As the U.S. Senate considers a plan to subsidize production of natural gas vehicles, B.C.’s industry is ramping up to bring huge new reserves to market.
Calgary-based EnCana Corporation has submitted its environmental assessment application for the Cabin gas plant 60 kilometres north of Fort Nelson.
If approved, the plant would process gas from the Horn River shale formation, where eight companies have bet heavily on new drilling techniques and rising demand. The application to B.C.’s Environment Assessment Office includes a network of pipelines to collect and process gas to remove traces of hydrogen sulphide.
EnCana and its partners are also considering equipment to capture carbon dioxide, piping it to an oilfield in Alberta and into local underground storage if it is financially feasible. The U.S. vehicle conversion proposal focuses on transport trucks as well as passenger cars, aimed at energy security as much as reducing pollution.
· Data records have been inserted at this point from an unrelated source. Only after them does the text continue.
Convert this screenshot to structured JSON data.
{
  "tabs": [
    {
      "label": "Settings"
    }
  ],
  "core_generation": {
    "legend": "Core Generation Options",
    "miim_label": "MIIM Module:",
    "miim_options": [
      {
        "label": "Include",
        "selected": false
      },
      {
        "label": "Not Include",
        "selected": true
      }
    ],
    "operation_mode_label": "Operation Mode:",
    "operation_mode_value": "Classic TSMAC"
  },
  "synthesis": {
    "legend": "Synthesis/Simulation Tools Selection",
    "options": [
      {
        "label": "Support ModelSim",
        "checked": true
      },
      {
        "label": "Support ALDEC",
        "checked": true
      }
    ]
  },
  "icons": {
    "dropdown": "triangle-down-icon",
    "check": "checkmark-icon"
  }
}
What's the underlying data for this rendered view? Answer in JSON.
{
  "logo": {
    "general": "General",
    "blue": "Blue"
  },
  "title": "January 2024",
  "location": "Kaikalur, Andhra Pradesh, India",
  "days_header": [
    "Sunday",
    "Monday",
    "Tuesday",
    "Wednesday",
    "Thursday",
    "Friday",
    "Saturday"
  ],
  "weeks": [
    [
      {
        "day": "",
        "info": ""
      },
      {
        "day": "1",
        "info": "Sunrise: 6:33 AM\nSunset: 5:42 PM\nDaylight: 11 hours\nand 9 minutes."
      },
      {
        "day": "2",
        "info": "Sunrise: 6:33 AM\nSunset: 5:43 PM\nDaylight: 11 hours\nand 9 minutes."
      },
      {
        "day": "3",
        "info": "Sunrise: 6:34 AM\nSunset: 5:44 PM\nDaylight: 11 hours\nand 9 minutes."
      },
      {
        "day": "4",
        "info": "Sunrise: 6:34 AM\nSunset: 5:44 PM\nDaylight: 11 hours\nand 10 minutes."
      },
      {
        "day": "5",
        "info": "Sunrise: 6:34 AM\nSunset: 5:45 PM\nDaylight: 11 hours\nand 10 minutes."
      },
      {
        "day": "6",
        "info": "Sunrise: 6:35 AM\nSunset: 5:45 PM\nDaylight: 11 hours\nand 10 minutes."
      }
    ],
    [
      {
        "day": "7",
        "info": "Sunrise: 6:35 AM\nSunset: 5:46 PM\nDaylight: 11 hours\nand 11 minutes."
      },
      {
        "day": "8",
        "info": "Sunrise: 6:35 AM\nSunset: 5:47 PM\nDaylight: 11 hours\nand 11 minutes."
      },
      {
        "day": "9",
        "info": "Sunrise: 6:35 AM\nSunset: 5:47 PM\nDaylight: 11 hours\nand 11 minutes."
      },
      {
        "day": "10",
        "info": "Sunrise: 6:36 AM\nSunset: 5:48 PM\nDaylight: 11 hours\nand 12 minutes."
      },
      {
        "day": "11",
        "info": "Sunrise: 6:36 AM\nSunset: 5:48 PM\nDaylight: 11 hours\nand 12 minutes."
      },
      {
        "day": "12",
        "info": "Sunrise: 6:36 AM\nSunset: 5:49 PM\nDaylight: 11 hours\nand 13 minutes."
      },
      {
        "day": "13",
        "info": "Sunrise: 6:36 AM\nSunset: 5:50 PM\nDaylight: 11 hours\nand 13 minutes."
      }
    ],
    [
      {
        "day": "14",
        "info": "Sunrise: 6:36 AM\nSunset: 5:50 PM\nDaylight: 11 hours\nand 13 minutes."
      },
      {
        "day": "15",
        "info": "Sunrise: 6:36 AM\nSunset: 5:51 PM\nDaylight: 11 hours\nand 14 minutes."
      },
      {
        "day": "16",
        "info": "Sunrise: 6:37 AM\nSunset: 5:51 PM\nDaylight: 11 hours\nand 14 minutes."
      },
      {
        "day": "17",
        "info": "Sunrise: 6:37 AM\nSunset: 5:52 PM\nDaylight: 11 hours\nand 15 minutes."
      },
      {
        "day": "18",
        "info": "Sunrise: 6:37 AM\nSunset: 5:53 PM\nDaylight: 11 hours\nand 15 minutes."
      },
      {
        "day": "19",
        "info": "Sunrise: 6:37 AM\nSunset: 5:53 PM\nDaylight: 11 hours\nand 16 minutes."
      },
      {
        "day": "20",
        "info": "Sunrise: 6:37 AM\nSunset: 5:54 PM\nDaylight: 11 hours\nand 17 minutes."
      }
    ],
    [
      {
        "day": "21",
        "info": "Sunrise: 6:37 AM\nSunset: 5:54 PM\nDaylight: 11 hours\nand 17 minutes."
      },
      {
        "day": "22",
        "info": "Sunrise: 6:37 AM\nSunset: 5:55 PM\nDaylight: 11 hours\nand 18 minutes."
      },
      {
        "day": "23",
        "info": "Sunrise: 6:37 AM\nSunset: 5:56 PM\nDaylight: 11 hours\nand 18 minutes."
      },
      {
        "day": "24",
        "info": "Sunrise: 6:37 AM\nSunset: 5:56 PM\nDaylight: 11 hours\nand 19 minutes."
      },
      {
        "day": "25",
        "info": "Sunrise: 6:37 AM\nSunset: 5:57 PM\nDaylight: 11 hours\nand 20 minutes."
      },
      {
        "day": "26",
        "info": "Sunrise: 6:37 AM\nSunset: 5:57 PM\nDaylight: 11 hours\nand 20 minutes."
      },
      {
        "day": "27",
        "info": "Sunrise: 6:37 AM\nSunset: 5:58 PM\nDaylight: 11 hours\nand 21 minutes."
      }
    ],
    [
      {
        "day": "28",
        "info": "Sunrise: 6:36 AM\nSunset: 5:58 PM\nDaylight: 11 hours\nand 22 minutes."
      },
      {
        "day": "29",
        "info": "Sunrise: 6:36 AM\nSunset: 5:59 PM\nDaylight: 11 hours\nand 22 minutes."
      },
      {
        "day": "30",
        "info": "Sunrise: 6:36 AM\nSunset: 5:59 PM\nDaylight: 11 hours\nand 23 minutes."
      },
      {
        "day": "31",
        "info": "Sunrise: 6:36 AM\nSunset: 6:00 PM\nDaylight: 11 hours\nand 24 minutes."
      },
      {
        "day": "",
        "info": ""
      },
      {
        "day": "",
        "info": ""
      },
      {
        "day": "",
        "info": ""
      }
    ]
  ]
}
The Horn River and Montney shale reserves have shifted the focus of gas development in Western Canada, as older conventional fields in Alberta have become more costly.
The next sale of oil and gas land rights in Northeast BC is scheduled for Wednesday.